**Goal of the exercise**
From the listing below, copy every line with the word "http".

**Provided material**

***

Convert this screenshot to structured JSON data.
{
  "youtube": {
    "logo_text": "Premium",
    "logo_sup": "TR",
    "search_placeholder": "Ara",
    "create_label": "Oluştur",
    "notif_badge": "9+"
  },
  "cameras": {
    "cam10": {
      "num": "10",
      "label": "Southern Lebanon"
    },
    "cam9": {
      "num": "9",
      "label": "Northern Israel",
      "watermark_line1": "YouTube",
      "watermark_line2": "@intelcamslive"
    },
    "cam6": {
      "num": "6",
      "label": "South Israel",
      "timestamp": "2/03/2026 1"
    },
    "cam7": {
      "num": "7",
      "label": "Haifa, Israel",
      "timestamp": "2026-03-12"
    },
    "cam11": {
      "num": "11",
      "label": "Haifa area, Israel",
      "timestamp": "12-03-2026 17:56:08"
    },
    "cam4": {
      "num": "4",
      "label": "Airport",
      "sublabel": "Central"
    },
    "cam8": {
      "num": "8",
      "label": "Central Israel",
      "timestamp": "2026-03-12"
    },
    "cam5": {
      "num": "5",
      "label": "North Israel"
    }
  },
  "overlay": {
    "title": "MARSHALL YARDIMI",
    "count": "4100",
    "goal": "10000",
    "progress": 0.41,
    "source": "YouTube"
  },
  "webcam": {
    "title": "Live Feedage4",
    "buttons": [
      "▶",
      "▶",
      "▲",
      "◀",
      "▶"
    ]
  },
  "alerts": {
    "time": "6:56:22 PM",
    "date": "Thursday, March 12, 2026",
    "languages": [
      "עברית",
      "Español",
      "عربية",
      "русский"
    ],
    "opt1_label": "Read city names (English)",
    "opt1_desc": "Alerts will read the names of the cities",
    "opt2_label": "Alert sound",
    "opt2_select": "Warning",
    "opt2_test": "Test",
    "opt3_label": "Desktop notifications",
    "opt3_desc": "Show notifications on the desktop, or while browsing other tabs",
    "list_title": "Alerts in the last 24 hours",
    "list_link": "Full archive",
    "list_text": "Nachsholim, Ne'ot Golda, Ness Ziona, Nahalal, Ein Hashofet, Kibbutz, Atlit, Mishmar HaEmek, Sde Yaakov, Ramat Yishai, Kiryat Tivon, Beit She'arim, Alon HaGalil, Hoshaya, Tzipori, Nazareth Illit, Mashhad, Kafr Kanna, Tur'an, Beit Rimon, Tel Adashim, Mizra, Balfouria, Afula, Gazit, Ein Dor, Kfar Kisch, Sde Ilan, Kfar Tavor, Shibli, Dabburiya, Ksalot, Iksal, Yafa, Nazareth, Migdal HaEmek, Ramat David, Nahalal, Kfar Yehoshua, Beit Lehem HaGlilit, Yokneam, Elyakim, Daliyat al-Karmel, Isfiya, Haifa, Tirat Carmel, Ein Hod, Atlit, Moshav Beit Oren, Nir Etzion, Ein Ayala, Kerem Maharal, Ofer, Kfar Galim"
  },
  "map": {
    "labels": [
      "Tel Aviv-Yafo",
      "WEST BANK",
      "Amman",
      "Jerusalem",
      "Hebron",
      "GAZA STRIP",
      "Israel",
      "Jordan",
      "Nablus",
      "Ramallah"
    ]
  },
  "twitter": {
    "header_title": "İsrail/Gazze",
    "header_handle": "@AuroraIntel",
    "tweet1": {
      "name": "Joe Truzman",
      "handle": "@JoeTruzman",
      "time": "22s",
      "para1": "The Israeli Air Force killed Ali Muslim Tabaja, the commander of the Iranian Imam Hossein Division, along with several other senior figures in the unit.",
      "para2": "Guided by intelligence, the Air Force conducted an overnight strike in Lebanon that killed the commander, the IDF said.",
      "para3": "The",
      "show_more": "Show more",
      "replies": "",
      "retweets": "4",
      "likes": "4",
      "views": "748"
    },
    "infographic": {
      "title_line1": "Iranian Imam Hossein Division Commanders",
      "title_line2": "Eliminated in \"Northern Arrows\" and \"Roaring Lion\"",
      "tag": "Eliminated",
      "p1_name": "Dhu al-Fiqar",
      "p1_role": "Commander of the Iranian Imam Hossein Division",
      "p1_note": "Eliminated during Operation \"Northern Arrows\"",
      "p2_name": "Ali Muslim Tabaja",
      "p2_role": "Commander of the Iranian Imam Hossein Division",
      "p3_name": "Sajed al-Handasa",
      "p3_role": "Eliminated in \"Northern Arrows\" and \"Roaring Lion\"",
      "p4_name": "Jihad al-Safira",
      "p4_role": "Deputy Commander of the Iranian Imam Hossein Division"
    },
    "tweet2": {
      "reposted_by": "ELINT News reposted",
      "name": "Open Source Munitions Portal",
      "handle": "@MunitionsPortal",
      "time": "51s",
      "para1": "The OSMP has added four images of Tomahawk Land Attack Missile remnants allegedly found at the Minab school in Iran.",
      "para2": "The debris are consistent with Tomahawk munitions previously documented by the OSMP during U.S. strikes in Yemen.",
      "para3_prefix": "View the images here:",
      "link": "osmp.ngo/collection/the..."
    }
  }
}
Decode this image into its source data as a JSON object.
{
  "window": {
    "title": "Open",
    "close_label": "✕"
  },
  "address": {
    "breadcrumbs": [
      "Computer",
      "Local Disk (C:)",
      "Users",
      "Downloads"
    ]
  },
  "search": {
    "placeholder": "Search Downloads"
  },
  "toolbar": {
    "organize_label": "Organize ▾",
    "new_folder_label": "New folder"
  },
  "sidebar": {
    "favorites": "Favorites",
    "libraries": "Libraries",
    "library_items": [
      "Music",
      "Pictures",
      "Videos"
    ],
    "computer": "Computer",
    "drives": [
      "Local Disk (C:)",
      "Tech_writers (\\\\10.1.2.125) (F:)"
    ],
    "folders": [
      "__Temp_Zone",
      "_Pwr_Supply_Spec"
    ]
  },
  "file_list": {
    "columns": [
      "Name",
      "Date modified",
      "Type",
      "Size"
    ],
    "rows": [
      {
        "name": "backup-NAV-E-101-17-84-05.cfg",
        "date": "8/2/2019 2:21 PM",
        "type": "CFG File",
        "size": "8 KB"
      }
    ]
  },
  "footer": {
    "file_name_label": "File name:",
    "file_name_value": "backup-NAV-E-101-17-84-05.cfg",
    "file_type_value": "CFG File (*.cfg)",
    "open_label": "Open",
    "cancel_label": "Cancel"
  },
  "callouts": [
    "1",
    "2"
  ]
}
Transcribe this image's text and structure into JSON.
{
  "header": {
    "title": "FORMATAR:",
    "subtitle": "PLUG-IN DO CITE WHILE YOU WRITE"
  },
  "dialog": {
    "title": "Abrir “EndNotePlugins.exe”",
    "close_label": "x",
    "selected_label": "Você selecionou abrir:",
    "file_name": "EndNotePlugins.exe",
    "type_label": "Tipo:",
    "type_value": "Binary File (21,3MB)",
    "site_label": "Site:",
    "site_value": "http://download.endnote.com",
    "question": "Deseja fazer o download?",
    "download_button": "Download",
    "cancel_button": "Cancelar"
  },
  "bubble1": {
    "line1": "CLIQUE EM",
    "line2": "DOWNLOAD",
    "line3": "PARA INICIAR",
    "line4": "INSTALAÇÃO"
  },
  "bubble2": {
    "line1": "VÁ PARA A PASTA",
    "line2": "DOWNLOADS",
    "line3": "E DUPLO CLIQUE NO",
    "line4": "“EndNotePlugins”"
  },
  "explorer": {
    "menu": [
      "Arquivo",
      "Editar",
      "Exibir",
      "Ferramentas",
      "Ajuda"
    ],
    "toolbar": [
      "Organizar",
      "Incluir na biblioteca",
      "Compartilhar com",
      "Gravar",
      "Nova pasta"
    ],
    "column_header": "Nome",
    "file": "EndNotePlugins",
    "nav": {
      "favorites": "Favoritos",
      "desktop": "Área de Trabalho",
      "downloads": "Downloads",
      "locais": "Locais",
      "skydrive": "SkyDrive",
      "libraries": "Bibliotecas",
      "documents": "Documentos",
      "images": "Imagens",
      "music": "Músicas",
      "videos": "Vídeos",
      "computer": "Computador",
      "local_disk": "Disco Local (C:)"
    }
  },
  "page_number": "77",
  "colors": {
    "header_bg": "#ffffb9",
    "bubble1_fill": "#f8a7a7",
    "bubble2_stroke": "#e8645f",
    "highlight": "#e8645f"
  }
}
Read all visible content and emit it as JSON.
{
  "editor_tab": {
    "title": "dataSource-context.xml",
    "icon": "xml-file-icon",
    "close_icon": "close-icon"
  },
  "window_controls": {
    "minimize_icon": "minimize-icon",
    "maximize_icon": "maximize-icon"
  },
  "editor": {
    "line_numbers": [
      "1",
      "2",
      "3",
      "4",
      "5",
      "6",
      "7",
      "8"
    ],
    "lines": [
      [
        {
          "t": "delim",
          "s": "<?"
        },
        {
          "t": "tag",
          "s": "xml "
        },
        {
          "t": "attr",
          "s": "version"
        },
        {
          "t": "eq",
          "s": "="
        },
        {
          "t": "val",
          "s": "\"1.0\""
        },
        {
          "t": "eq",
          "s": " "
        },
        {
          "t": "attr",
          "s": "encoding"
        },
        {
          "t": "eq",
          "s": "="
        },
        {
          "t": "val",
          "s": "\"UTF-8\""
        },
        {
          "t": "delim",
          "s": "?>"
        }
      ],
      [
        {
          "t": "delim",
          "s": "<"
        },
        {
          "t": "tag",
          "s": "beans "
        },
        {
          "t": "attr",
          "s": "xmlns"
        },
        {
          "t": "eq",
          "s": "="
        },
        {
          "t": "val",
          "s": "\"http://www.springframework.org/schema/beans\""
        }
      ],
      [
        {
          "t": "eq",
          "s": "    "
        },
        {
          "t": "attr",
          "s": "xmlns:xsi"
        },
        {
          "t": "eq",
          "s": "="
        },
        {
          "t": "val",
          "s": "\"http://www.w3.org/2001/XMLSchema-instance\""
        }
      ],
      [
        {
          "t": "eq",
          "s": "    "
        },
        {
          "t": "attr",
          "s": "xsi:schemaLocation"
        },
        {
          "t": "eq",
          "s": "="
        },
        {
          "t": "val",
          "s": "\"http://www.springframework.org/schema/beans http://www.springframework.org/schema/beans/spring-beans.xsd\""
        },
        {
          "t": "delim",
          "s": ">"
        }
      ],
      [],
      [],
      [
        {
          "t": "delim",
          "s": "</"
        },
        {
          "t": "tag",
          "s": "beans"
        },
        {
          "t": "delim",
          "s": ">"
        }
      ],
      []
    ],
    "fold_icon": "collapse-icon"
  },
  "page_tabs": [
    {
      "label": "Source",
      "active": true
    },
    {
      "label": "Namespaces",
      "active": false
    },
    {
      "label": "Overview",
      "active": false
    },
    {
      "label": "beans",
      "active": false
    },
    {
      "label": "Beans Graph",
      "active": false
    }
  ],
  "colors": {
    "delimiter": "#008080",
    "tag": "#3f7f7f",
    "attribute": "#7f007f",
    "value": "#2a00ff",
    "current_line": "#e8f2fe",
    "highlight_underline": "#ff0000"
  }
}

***

**Solution to the exercise**
    "site_value": "http://download.endnote.com",
          "s": "\"http://www.springframework.org/schema/beans\""
          "s": "\"http://www.w3.org/2001/XMLSchema-instance\""
          "s": "\"http://www.springframework.org/schema/beans http://www.springframework.org/schema/beans/spring-beans.xsd\""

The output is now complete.